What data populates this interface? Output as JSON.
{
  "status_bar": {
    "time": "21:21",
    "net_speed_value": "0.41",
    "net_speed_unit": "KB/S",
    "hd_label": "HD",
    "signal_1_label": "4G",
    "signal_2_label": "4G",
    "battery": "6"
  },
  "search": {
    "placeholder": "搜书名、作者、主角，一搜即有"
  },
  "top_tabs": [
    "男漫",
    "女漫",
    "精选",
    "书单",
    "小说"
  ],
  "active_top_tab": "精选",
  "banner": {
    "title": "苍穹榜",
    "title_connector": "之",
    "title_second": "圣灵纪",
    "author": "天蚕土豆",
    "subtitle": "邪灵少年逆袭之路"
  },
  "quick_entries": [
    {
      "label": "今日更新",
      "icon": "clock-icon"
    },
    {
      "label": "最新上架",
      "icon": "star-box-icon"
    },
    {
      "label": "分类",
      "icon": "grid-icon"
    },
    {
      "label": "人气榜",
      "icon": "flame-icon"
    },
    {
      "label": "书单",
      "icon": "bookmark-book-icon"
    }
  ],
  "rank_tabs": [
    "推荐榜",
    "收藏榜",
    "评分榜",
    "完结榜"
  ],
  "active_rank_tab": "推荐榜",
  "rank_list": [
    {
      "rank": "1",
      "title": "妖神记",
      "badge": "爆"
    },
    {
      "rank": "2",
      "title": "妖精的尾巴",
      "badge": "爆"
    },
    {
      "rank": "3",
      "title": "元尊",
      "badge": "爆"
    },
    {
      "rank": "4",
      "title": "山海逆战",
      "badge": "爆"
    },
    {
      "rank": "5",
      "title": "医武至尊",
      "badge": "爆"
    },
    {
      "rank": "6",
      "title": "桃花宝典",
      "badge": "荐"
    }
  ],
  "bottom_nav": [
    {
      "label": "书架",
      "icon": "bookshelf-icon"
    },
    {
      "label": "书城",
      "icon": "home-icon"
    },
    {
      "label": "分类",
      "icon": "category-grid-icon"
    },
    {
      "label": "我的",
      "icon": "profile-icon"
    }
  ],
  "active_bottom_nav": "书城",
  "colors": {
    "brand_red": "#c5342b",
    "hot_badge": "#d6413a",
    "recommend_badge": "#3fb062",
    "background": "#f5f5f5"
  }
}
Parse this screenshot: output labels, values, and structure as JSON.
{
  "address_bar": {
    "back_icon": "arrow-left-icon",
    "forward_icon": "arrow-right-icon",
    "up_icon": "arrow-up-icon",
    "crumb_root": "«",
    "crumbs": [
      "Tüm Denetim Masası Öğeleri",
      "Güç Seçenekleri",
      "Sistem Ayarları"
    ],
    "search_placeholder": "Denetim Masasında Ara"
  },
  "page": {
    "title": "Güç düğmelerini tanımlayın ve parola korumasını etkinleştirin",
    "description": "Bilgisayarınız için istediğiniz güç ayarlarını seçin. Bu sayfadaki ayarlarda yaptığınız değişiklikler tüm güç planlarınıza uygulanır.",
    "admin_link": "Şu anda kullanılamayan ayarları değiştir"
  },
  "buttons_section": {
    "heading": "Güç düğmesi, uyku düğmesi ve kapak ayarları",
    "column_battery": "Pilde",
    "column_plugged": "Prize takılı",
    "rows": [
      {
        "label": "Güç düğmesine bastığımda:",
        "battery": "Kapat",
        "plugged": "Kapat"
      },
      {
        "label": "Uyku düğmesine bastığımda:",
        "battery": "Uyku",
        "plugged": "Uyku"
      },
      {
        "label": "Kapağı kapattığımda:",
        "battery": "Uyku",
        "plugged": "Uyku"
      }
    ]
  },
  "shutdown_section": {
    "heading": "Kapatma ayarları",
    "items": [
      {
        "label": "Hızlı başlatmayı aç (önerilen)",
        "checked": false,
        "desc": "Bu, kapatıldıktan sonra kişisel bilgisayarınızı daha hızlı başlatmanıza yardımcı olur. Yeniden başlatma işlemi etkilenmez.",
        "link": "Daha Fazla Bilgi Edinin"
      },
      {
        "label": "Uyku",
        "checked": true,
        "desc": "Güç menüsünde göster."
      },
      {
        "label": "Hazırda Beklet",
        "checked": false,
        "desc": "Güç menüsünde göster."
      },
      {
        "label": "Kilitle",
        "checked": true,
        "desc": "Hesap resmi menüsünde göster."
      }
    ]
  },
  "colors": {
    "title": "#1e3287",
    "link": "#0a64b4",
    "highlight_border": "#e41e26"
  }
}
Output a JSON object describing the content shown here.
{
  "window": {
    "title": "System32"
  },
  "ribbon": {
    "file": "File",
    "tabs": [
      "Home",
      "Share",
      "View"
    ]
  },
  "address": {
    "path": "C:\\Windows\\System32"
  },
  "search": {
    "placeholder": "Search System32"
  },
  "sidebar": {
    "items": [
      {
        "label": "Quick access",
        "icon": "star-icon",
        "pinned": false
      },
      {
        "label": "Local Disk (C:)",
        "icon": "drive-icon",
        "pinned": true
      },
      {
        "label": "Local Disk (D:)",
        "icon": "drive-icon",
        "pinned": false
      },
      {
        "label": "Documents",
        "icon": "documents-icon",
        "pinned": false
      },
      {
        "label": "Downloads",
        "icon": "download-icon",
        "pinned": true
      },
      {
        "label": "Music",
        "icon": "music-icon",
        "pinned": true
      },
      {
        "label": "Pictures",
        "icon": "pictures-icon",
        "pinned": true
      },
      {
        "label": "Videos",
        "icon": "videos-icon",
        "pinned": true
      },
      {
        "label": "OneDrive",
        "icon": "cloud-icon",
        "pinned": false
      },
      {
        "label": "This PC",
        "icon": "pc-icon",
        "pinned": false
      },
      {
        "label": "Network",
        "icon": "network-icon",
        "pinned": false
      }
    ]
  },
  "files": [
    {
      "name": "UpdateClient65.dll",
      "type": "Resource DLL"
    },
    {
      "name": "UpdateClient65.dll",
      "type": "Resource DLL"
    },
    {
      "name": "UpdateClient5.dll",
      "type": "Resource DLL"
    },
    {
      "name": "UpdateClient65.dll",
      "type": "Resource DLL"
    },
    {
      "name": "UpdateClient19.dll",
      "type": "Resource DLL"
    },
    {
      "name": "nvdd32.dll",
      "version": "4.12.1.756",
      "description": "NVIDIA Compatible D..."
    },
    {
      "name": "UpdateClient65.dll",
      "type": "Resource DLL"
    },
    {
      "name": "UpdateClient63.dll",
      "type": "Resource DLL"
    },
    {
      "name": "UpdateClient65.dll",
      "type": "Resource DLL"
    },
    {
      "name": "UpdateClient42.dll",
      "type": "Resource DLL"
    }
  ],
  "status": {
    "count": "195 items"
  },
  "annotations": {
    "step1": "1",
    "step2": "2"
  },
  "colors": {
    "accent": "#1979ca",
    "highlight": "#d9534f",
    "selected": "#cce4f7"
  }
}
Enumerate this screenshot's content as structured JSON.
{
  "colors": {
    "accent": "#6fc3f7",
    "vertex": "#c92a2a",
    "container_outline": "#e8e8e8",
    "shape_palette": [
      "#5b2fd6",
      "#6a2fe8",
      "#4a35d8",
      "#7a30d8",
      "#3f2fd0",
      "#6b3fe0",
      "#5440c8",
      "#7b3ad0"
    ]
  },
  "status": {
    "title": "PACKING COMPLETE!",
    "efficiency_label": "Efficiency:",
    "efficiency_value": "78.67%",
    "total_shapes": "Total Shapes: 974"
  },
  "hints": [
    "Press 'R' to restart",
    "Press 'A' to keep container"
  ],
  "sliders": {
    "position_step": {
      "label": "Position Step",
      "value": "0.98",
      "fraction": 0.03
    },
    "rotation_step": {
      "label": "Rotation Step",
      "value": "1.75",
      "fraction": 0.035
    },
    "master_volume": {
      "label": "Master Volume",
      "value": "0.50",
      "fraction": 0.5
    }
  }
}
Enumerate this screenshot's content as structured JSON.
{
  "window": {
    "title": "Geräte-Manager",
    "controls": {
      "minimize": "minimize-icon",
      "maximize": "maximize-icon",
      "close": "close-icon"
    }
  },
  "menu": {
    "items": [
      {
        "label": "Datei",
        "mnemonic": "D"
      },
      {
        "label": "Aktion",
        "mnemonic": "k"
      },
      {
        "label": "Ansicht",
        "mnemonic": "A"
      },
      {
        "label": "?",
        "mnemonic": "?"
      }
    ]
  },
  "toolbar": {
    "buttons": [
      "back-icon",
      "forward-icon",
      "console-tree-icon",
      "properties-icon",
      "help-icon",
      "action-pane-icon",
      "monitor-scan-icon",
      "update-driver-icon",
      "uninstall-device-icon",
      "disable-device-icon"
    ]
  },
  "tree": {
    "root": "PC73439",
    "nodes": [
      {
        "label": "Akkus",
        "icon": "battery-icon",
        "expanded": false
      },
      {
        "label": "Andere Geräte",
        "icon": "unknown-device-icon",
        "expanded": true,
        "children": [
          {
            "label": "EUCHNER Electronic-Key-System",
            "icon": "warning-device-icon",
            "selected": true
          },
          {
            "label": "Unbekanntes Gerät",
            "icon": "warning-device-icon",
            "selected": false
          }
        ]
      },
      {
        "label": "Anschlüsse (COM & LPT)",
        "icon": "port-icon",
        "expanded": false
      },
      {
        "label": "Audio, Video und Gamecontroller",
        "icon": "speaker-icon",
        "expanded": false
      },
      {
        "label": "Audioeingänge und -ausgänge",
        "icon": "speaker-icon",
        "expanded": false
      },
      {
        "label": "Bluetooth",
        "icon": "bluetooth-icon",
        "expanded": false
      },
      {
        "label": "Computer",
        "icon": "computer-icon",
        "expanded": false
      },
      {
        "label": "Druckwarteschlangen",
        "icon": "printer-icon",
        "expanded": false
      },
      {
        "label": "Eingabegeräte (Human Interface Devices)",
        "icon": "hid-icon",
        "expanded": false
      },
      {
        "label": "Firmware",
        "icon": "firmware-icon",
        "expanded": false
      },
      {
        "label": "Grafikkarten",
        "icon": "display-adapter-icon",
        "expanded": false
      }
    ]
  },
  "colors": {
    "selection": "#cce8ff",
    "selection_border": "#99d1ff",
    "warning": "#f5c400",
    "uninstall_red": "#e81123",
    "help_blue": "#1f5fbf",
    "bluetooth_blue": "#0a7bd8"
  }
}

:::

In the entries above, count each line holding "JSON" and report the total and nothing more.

# Answer box:
5